Let's try another report here. Cost analysis, cost over time. Now we're starting to get a closer look at the actual resources. So we can see we've got a pretty standard spend, and then these two spikes. Over here we've got some different filters. In this case what we want to do is try and drill into the resource groups and see if we can understand which resource group caused this solution to cost us more. So there's two different resource groups shown here. There's an azure stack production, $641 in a day, and we can see multiple resource groups deployed. Looks like some couchbase, OpenAM, a bunch of Linux instances and systems, which look different from the rest of the month. So, this is a fairly good report and has told us where we want to look, and again, you can drill down into a lot more options and filters and find all the information you need. In our case, we would just like to schedule this report to be sent to us via email, or we can also save it to a storage account.
Before we do that, we need to set up the recipient list and/or storage account list. So I'll start with the storage account. Under the gear, we can see we have one provider already set up, and if we just do Add New, you can see here you have your options for a connection string, container, and you also have the choice of using AWS. In our case we already have one report store set up, so that's fine, we're gonna use that. Next we just want to check our email recipient list, so we have our recipient lists here. We can see we already have two recipient lists for budget exceeded and defaults.
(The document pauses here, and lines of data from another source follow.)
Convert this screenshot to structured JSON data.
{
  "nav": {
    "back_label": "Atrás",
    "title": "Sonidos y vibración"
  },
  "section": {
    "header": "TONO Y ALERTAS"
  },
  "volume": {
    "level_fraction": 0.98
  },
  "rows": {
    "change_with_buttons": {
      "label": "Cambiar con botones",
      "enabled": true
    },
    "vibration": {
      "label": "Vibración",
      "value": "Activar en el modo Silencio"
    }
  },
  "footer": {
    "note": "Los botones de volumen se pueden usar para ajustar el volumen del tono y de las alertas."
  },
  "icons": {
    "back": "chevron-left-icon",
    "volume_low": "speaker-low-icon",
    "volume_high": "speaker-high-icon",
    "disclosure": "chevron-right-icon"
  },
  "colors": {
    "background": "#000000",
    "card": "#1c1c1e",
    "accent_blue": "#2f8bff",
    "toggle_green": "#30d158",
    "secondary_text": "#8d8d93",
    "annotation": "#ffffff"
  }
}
In our case, we're going to create a new list, call it demo, demolist, and give ourselves an email here. So now that's set up. We can go back to our report, which was “cost over time”. And we can see the resource group filter is still on there.
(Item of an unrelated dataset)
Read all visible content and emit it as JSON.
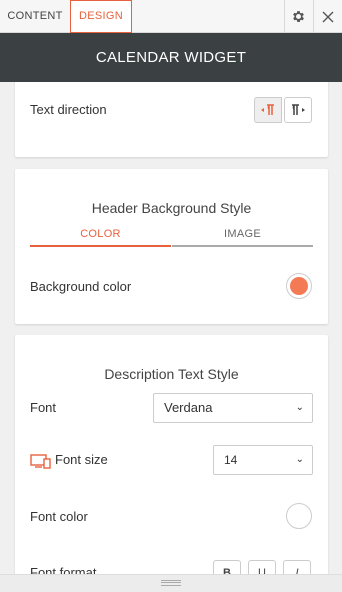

And if we go to actions, we can see Schedule a Report. For scheduling, we can choose to send via email and choose our demo. So now we can see, send as email content, and attach that as an Excel attachment. We also have the option to save it to storage and pick our infrastructure storage account, report store, and it also asks for the file type, JSON or CSV? In this case, we'll pick JSON. And we want that to run weekly, so again you've got your choices here. Maybe on the Monday we get that information. You also have the option to choose to run the report based on metric thresholds. If you're running on budgeting (in this case, we can see our budget here; our total budget is 12,000, and current cost is 8,000), we could choose to have a cost vs budget metric and choose to say when we want to send these alerts. In this case, we're not going to use that feature, and we're just going to click Save. So now if we go to My Tools, we can see that the “cost over time” report has been scheduled. You can see the clock up there with the tick. This allows us to manage which reports are scheduled and remove them if we no longer need them.
So that was a very brief overview of the Cloudyn interface. There's a lot of power in here to analyze existing data, and it's up to you to go explore it.
About the Author
Matthew Quickenden is a motivated Infrastructure Consultant with over 20 years of industry experience supporting Microsoft systems and other Microsoft products and solutions. He works as a technical delivery lead managing resources, understanding and translating customer requirements and expectations into architecture, and building technical solutions. In recent years, Matthew has been focused on helping businesses consume and utilize cloud technologies with a focus on leveraging automation to rapidly deploy and manage cloud resources at scale.